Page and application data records

• • • •

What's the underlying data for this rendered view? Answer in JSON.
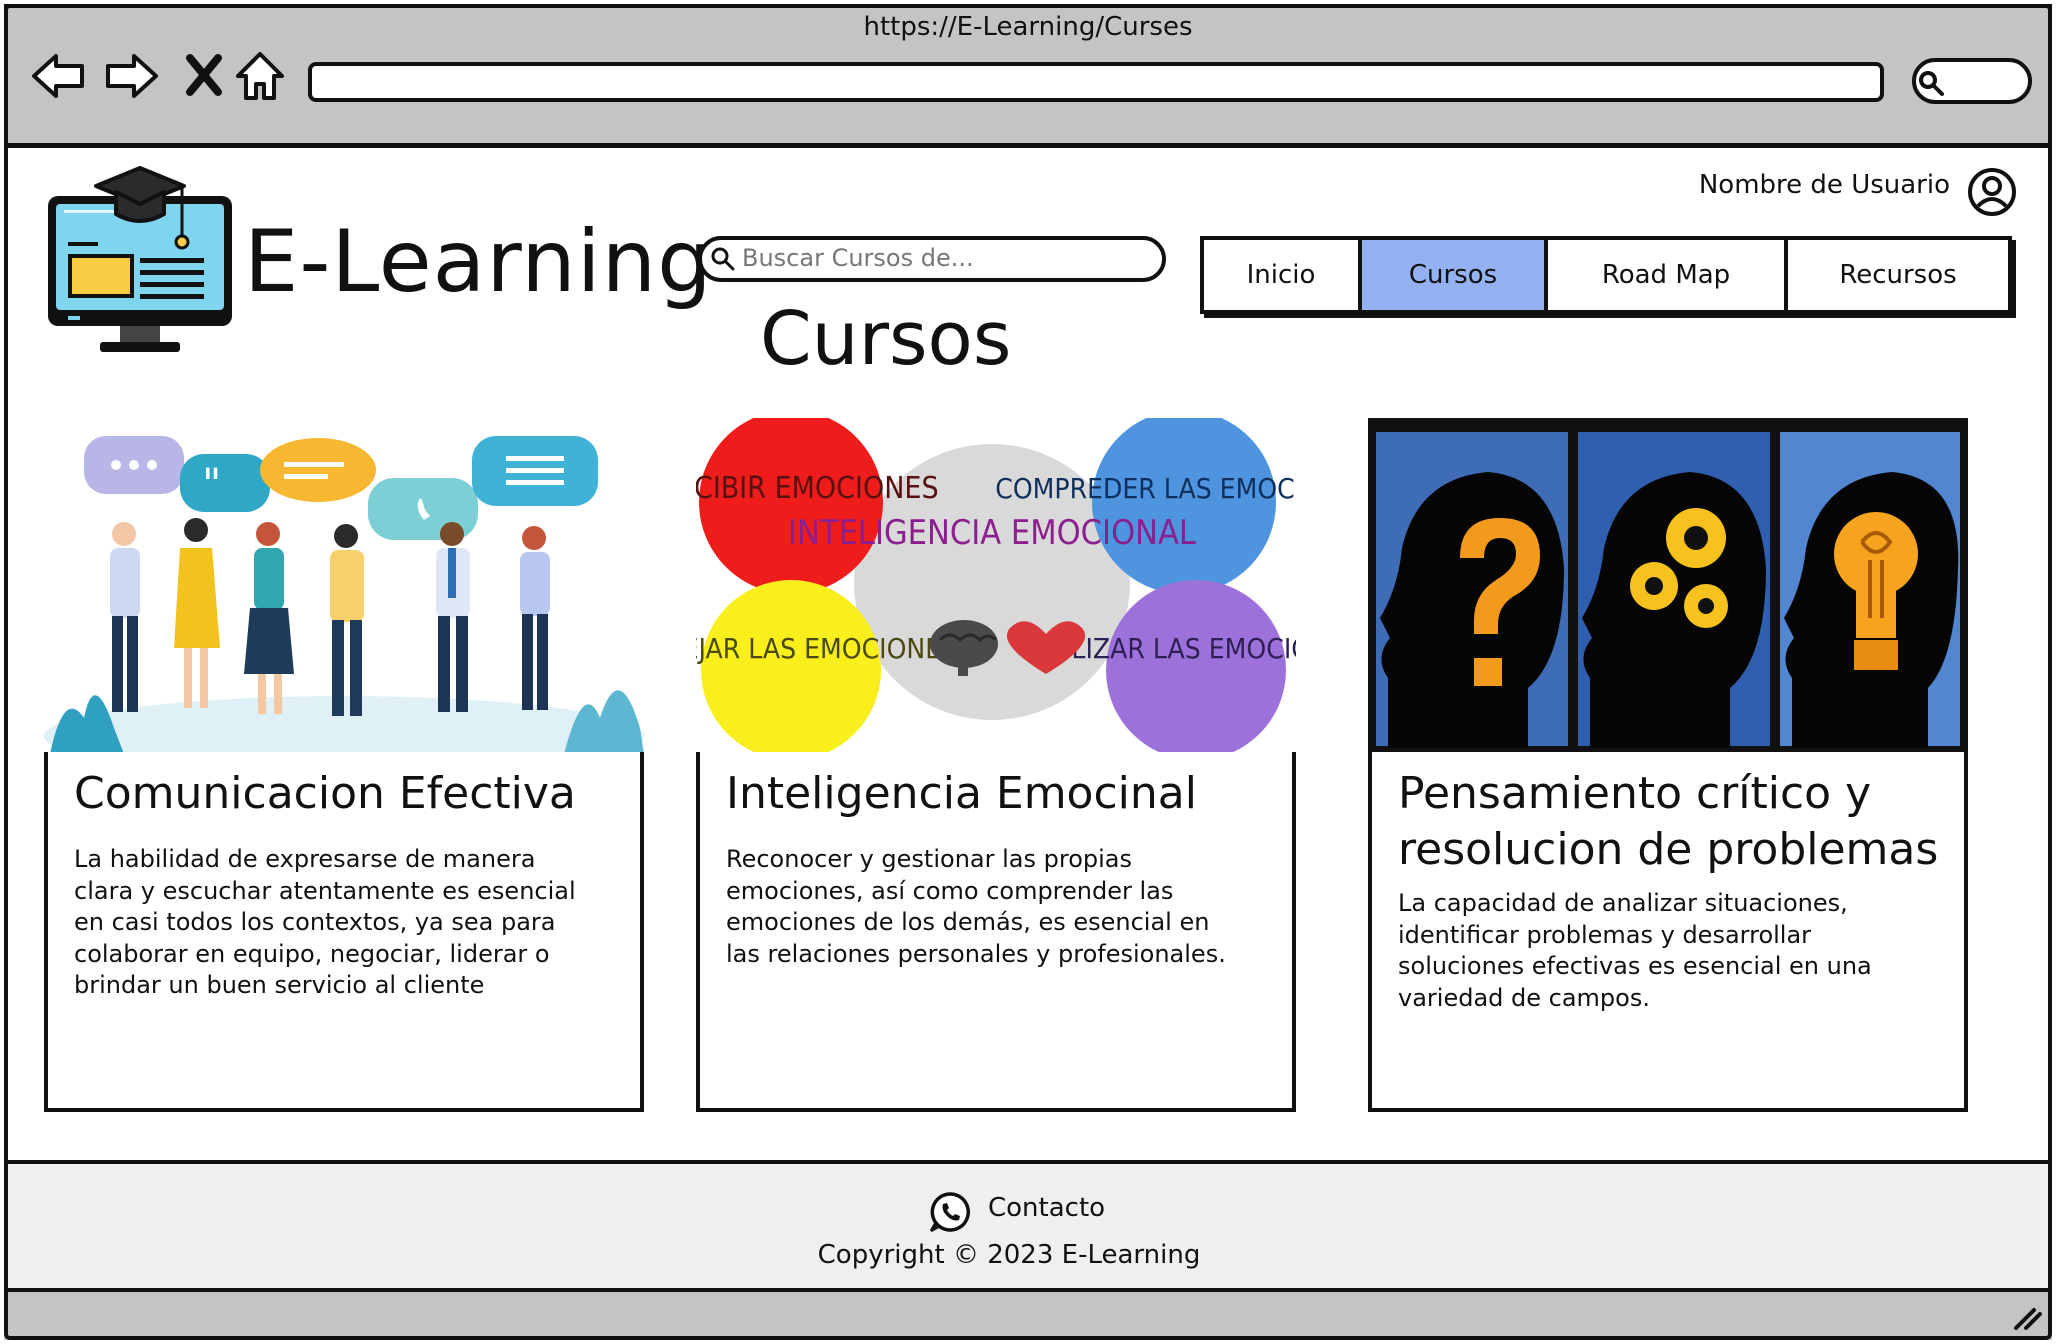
{
  "browser": {
    "url": "https://E-Learning/Curses"
  },
  "header": {
    "brand": "E-Learning",
    "search_placeholder": "Buscar Cursos de...",
    "username": "Nombre de Usuario"
  },
  "nav": {
    "tabs": [
      "Inicio",
      "Cursos",
      "Road Map",
      "Recursos"
    ],
    "active": "Cursos"
  },
  "page": {
    "title": "Cursos"
  },
  "courses": [
    {
      "title": "Comunicacion Efectiva",
      "description": "La habilidad de expresarse de manera clara y escuchar atentamente es esencial en casi todos los contextos, ya sea para colaborar en equipo, negociar, liderar o brindar un buen servicio al cliente"
    },
    {
      "title": "Inteligencia Emocinal",
      "description": "Reconocer y gestionar las propias emociones, así como comprender las emociones de los demás, es esencial en las relaciones personales y profesionales.",
      "image_labels": {
        "center": "INTELIGENCIA EMOCIONAL",
        "top_left": "PERCIBIR EMOCIONES",
        "top_right": "COMPREDER LAS EMOCIONES",
        "bottom_left": "MANEJAR LAS EMOCIONES",
        "bottom_right": "UTILIZAR LAS EMOCIONES"
      }
    },
    {
      "title": "Pensamiento crítico y resolucion de problemas",
      "description": "La capacidad de analizar situaciones, identificar problemas y desarrollar soluciones efectivas es esencial en una variedad de campos."
    }
  ],
  "footer": {
    "contact": "Contacto",
    "copyright": "Copyright © 2023 E-Learning"
  },
  "colors": {
    "active_tab": "#94b2f2",
    "chrome": "#c4c4c4",
    "footer": "#efefef"
  }
}
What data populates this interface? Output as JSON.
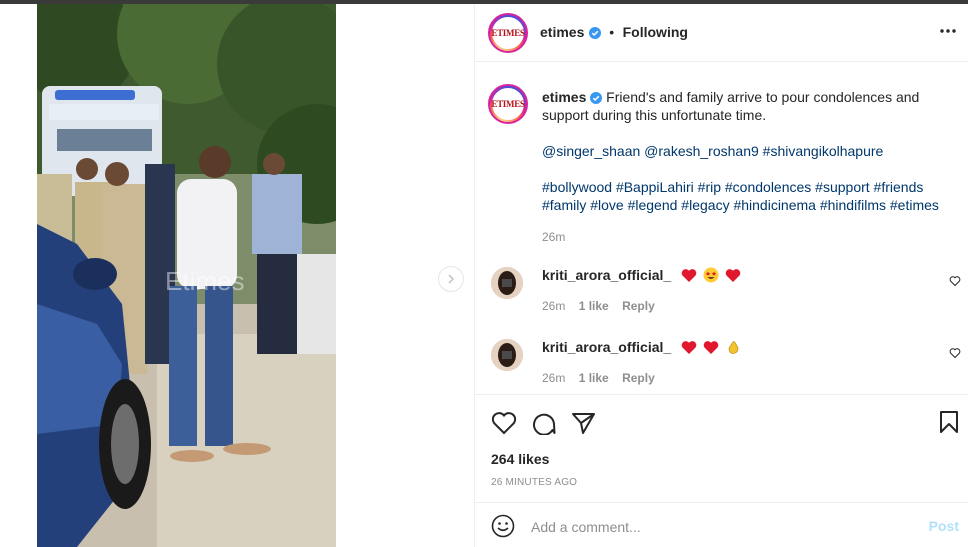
{
  "media": {
    "watermark": "Etimes"
  },
  "header": {
    "avatar_logo": "ETIMES",
    "username": "etimes",
    "separator": "•",
    "follow_state": "Following"
  },
  "caption": {
    "avatar_logo": "ETIMES",
    "username": "etimes",
    "text": "Friend's and family arrive to pour condolences and support during this unfortunate time.",
    "mentions": "@singer_shaan @rakesh_roshan9 #shivangikolhapure",
    "hashtags": "#bollywood #BappiLahiri #rip #condolences #support #friends #family #love #legend #legacy #hindicinema #hindifilms #etimes",
    "time": "26m"
  },
  "comments": [
    {
      "username": "kriti_arora_official_",
      "emojis": [
        "red-heart",
        "star-struck",
        "red-heart"
      ],
      "time": "26m",
      "likes": "1 like",
      "reply_label": "Reply"
    },
    {
      "username": "kriti_arora_official_",
      "emojis": [
        "red-heart",
        "red-heart",
        "clapping-hands"
      ],
      "time": "26m",
      "likes": "1 like",
      "reply_label": "Reply"
    }
  ],
  "actions": {
    "likes_count": "264 likes",
    "posted_ago": "26 minutes ago",
    "icons": [
      "heart-icon",
      "comment-icon",
      "share-icon",
      "bookmark-icon"
    ]
  },
  "add_comment": {
    "placeholder": "Add a comment...",
    "post_label": "Post"
  },
  "colors": {
    "link": "#00376b",
    "muted": "#8e8e8e",
    "verified": "#3897f0",
    "post_disabled": "#b2dffc",
    "brand": "#b5121b"
  }
}
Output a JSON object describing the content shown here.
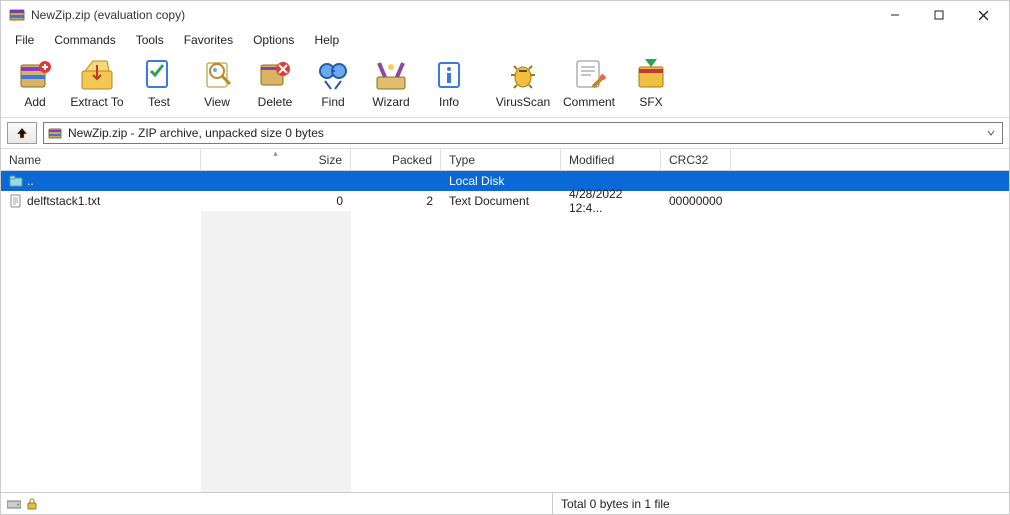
{
  "title": "NewZip.zip (evaluation copy)",
  "menu": [
    "File",
    "Commands",
    "Tools",
    "Favorites",
    "Options",
    "Help"
  ],
  "toolbar": [
    {
      "id": "add",
      "label": "Add"
    },
    {
      "id": "extract",
      "label": "Extract To"
    },
    {
      "id": "test",
      "label": "Test"
    },
    {
      "id": "view",
      "label": "View"
    },
    {
      "id": "delete",
      "label": "Delete"
    },
    {
      "id": "find",
      "label": "Find"
    },
    {
      "id": "wizard",
      "label": "Wizard"
    },
    {
      "id": "info",
      "label": "Info"
    },
    {
      "id": "virusscan",
      "label": "VirusScan"
    },
    {
      "id": "comment",
      "label": "Comment"
    },
    {
      "id": "sfx",
      "label": "SFX"
    }
  ],
  "address": "NewZip.zip - ZIP archive, unpacked size 0 bytes",
  "columns": {
    "name": "Name",
    "size": "Size",
    "packed": "Packed",
    "type": "Type",
    "modified": "Modified",
    "crc32": "CRC32"
  },
  "rows": [
    {
      "name": "..",
      "size": "",
      "packed": "",
      "type": "Local Disk",
      "modified": "",
      "crc32": "",
      "selected": true,
      "icon": "folder-up"
    },
    {
      "name": "delftstack1.txt",
      "size": "0",
      "packed": "2",
      "type": "Text Document",
      "modified": "4/28/2022 12:4...",
      "crc32": "00000000",
      "selected": false,
      "icon": "text-file"
    }
  ],
  "status": {
    "total": "Total 0 bytes in 1 file"
  }
}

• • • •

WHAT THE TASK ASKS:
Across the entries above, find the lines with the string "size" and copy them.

SOLUTION TO THIS TASK:
  "address": "NewZip.zip - ZIP archive, unpacked size 0 bytes",
    "size": "Size",
      "size": "",
      "size": "0",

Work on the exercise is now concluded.